## PROBLEM
Search the listing below for the word "structure" and return each line that contains it.

## DATA FOR THIS TASK
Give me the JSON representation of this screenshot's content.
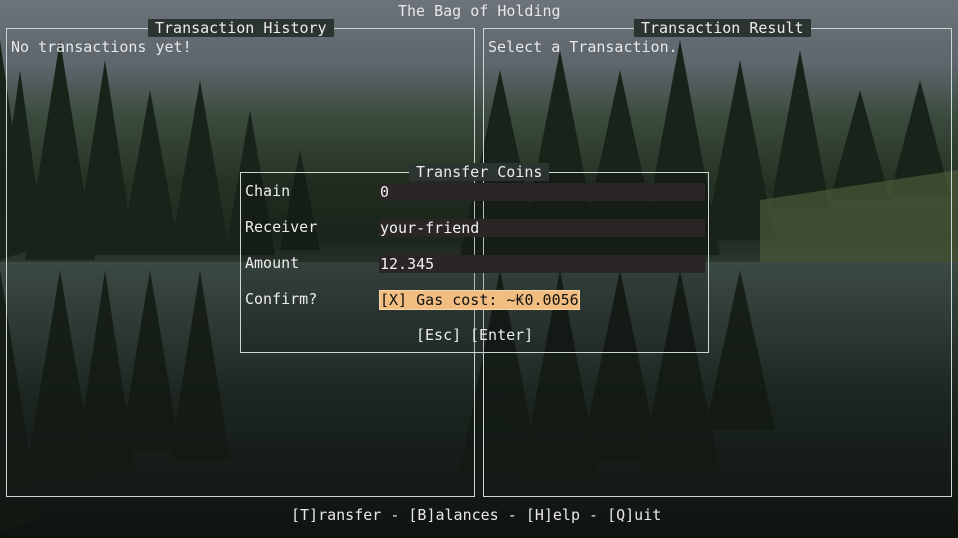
{
  "app": {
    "title": "The Bag of Holding"
  },
  "history": {
    "title": "Transaction History",
    "empty_text": "No transactions yet!"
  },
  "result": {
    "title": "Transaction Result",
    "placeholder": "Select a Transaction."
  },
  "dialog": {
    "title": "Transfer Coins",
    "fields": [
      {
        "label": "Chain",
        "value": "0"
      },
      {
        "label": "Receiver",
        "value": "your-friend"
      },
      {
        "label": "Amount",
        "value": "12.345"
      }
    ],
    "confirm": {
      "label": "Confirm?",
      "value": "[X] Gas cost: ~₭0.0056"
    },
    "buttons": {
      "cancel": "[Esc]",
      "submit": "[Enter]"
    }
  },
  "footer": {
    "transfer": "[T]ransfer",
    "balances": "[B]alances",
    "help": "[H]elp",
    "quit": "[Q]uit",
    "separator": " - "
  },
  "colors": {
    "confirm_highlight": "#f2bd80",
    "input_background": "#2a2626",
    "border": "#cfd3d2"
  }
}
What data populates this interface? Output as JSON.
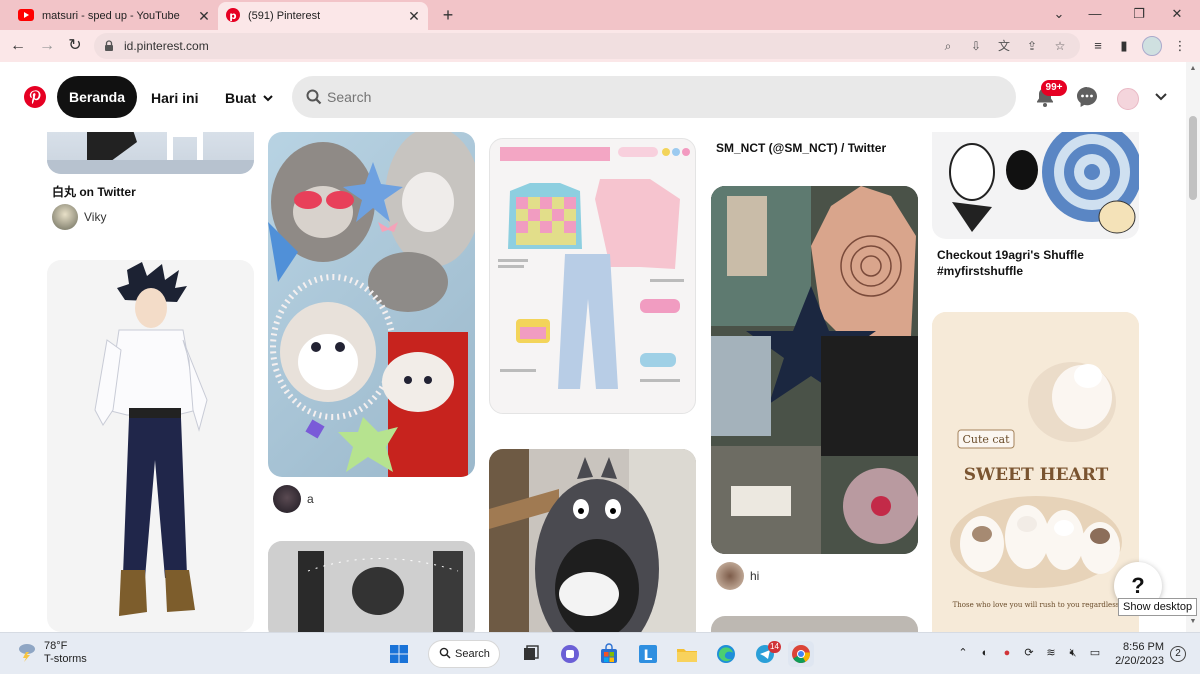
{
  "browser": {
    "tabs": [
      {
        "title": "matsuri - sped up - YouTube",
        "icon": "youtube-icon",
        "color": "#ff0000"
      },
      {
        "title": "(591) Pinterest",
        "icon": "pinterest-icon",
        "color": "#e60023"
      }
    ],
    "url": "id.pinterest.com"
  },
  "header": {
    "home_label": "Beranda",
    "today_label": "Hari ini",
    "create_label": "Buat",
    "search_placeholder": "Search",
    "notification_count": "99+",
    "accent": "#e60023"
  },
  "feed": {
    "col1": [
      {
        "title": "白丸 on Twitter",
        "user": "Viky"
      }
    ],
    "col2": [
      {
        "user": "a"
      }
    ],
    "col3": [],
    "col4": [
      {
        "title": "SM_NCT (@SM_NCT) / Twitter"
      },
      {
        "user": "hi"
      }
    ],
    "col5": [
      {
        "title": "Checkout 19agri's Shuffle #myfirstshuffle"
      }
    ]
  },
  "help": {
    "label": "?",
    "tooltip": "Show desktop"
  },
  "taskbar": {
    "temp": "78°F",
    "condition": "T-storms",
    "search_label": "Search",
    "time": "8:56 PM",
    "date": "2/20/2023",
    "notif_count": "2",
    "app_badge": "14"
  }
}
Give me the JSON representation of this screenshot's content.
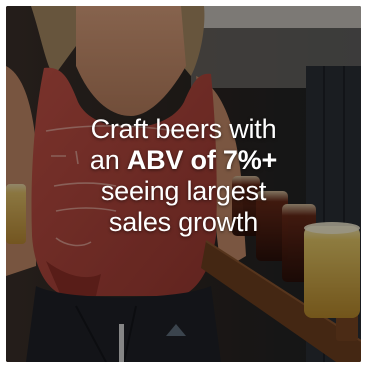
{
  "card": {
    "alt_subject": "Woman in a red tank top holding a flight of craft beers",
    "headline": {
      "line1": "Craft beers with",
      "line2_prefix": "an ",
      "line2_bold": "ABV of 7%+",
      "line3": "seeing largest",
      "line4": "sales growth"
    }
  },
  "colors": {
    "shirt": "#b2433a",
    "overlay": "#000000",
    "text": "#ffffff"
  }
}
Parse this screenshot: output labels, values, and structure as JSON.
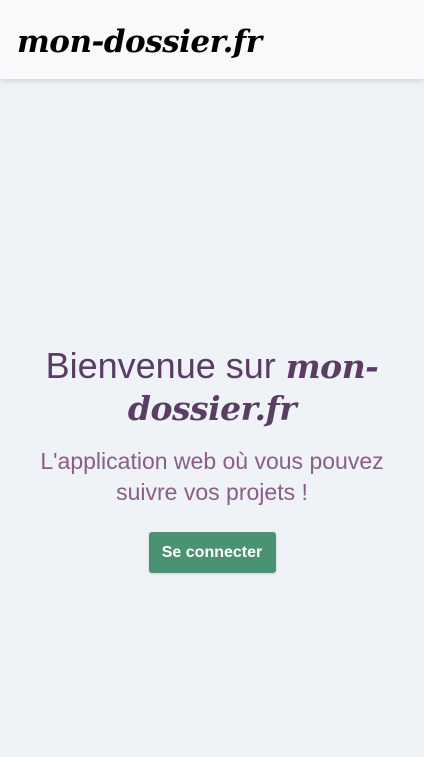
{
  "header": {
    "brand": "mon-dossier.fr"
  },
  "hero": {
    "title_prefix": "Bienvenue sur",
    "title_brand": "mon-dossier.fr",
    "subtitle": "L'application web où vous pouvez suivre vos projets !",
    "login_label": "Se connecter"
  },
  "colors": {
    "page_background": "#eff2f6",
    "header_background": "#f8f9fb",
    "title_color": "#5a3d63",
    "subtitle_color": "#8a5e85",
    "button_color": "#4b9272"
  }
}
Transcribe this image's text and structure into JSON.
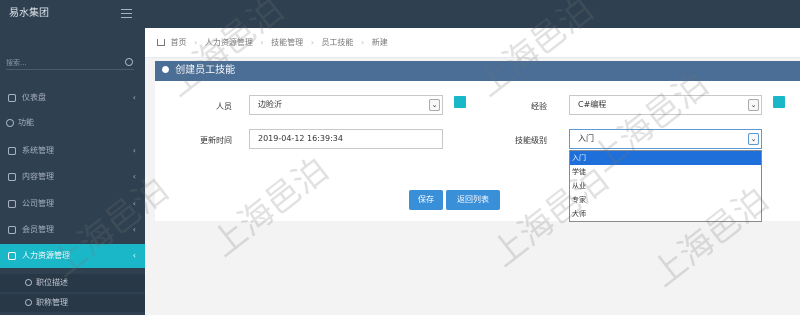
{
  "app": {
    "brand": "易水集团"
  },
  "sidebar": {
    "search_placeholder": "搜索...",
    "items": [
      {
        "label": "仪表盘",
        "has_children": true
      },
      {
        "label": "功能",
        "has_children": false
      },
      {
        "label": "系统管理",
        "has_children": true
      },
      {
        "label": "内容管理",
        "has_children": true
      },
      {
        "label": "公司管理",
        "has_children": true
      },
      {
        "label": "会员管理",
        "has_children": true
      },
      {
        "label": "人力资源管理",
        "has_children": true,
        "active": true
      }
    ],
    "sub_items": [
      {
        "label": "职位描述"
      },
      {
        "label": "职称管理"
      }
    ],
    "chevron": "‹"
  },
  "breadcrumb": {
    "items": [
      "首页",
      "人力资源管理",
      "技能管理",
      "员工技能",
      "新建"
    ],
    "separator": "›"
  },
  "panel": {
    "title": "创建员工技能"
  },
  "form": {
    "person_label": "人员",
    "person_value": "边睑沂",
    "experience_label": "经验",
    "experience_value": "C#编程",
    "update_time_label": "更新时间",
    "update_time_value": "2019-04-12 16:39:34",
    "skill_level_label": "技能级别",
    "skill_level_value": "入门",
    "dropdown_arrow": "⌄"
  },
  "skill_level_options": [
    "入门",
    "学徒",
    "从业",
    "专家",
    "大师"
  ],
  "buttons": {
    "save": "保存",
    "back": "返回列表"
  },
  "watermark": {
    "text": "上海邑泊"
  },
  "colors": {
    "sidebar_bg": "#2f4050",
    "active": "#1ab7c9",
    "panel_head": "#4a6e96",
    "primary_btn": "#3a8fd9"
  }
}
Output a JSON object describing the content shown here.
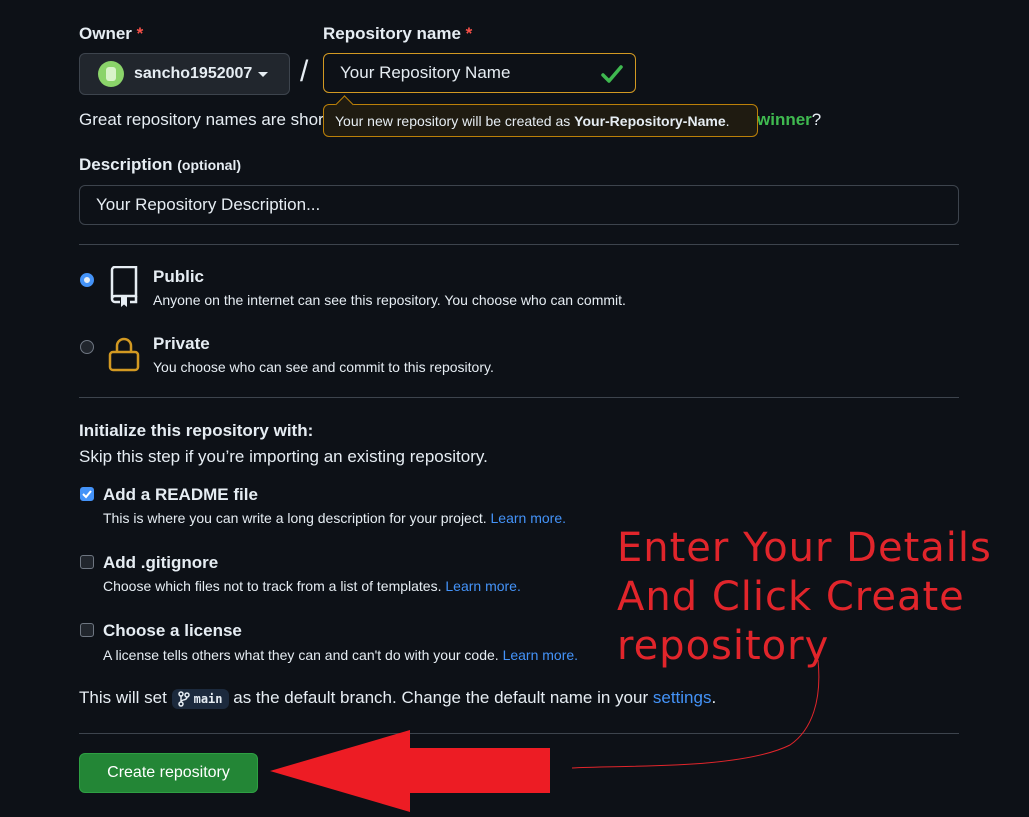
{
  "owner": {
    "label": "Owner",
    "required_mark": "*",
    "username": "sancho1952007"
  },
  "separator": "/",
  "repo_name": {
    "label": "Repository name",
    "required_mark": "*",
    "value": "Your Repository Name"
  },
  "hint": {
    "prefix": "Great repository names are shor",
    "suffix_highlight": "winner",
    "suffix_end": "?"
  },
  "tooltip": {
    "prefix": "Your new repository will be created as ",
    "name": "Your-Repository-Name",
    "suffix": "."
  },
  "description": {
    "label": "Description",
    "optional": "(optional)",
    "value": "Your Repository Description..."
  },
  "visibility": [
    {
      "title": "Public",
      "desc": "Anyone on the internet can see this repository. You choose who can commit.",
      "selected": true
    },
    {
      "title": "Private",
      "desc": "You choose who can see and commit to this repository.",
      "selected": false
    }
  ],
  "init": {
    "heading": "Initialize this repository with:",
    "subheading": "Skip this step if you’re importing an existing repository.",
    "options": [
      {
        "title": "Add a README file",
        "desc": "This is where you can write a long description for your project.",
        "link": "Learn more.",
        "checked": true
      },
      {
        "title": "Add .gitignore",
        "desc": "Choose which files not to track from a list of templates.",
        "link": "Learn more.",
        "checked": false
      },
      {
        "title": "Choose a license",
        "desc": "A license tells others what they can and can't do with your code.",
        "link": "Learn more.",
        "checked": false
      }
    ]
  },
  "branch_note": {
    "prefix": "This will set",
    "branch": "main",
    "middle": "as the default branch. Change the default name in your",
    "link": "settings",
    "suffix": "."
  },
  "create_button": "Create repository",
  "annotation": {
    "line1": "Enter Your Details",
    "line2": "And Click Create",
    "line3": "repository"
  },
  "colors": {
    "accent_blue": "#4493f8",
    "success_green": "#238636",
    "annotation_red": "#e1252b",
    "warning_border": "#d29922"
  }
}
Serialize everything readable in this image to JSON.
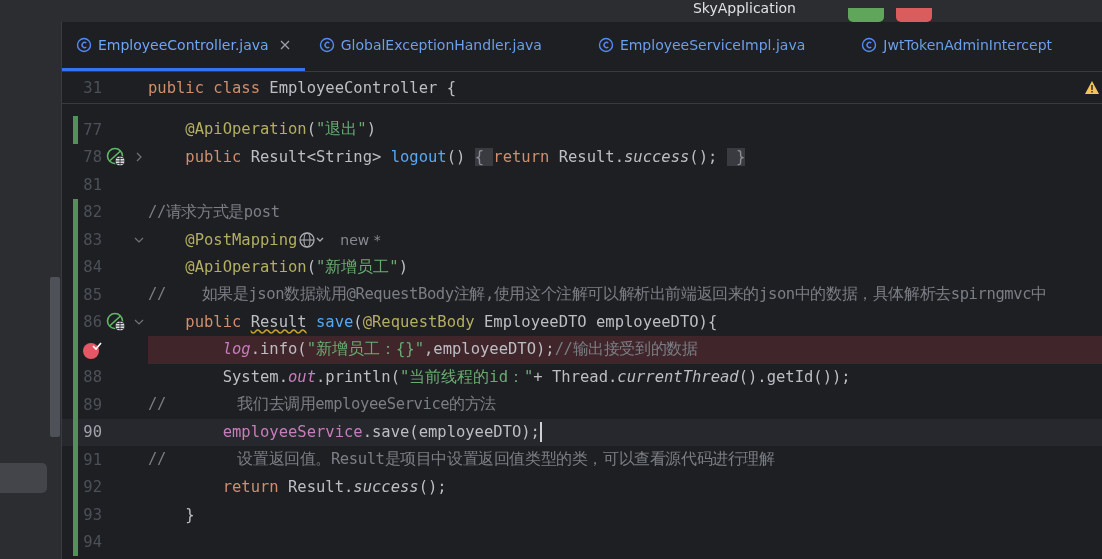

## REPLY
Parse this screenshot: output labels, values, and structure as JSON.
Transcribe this image's text and structure into JSON.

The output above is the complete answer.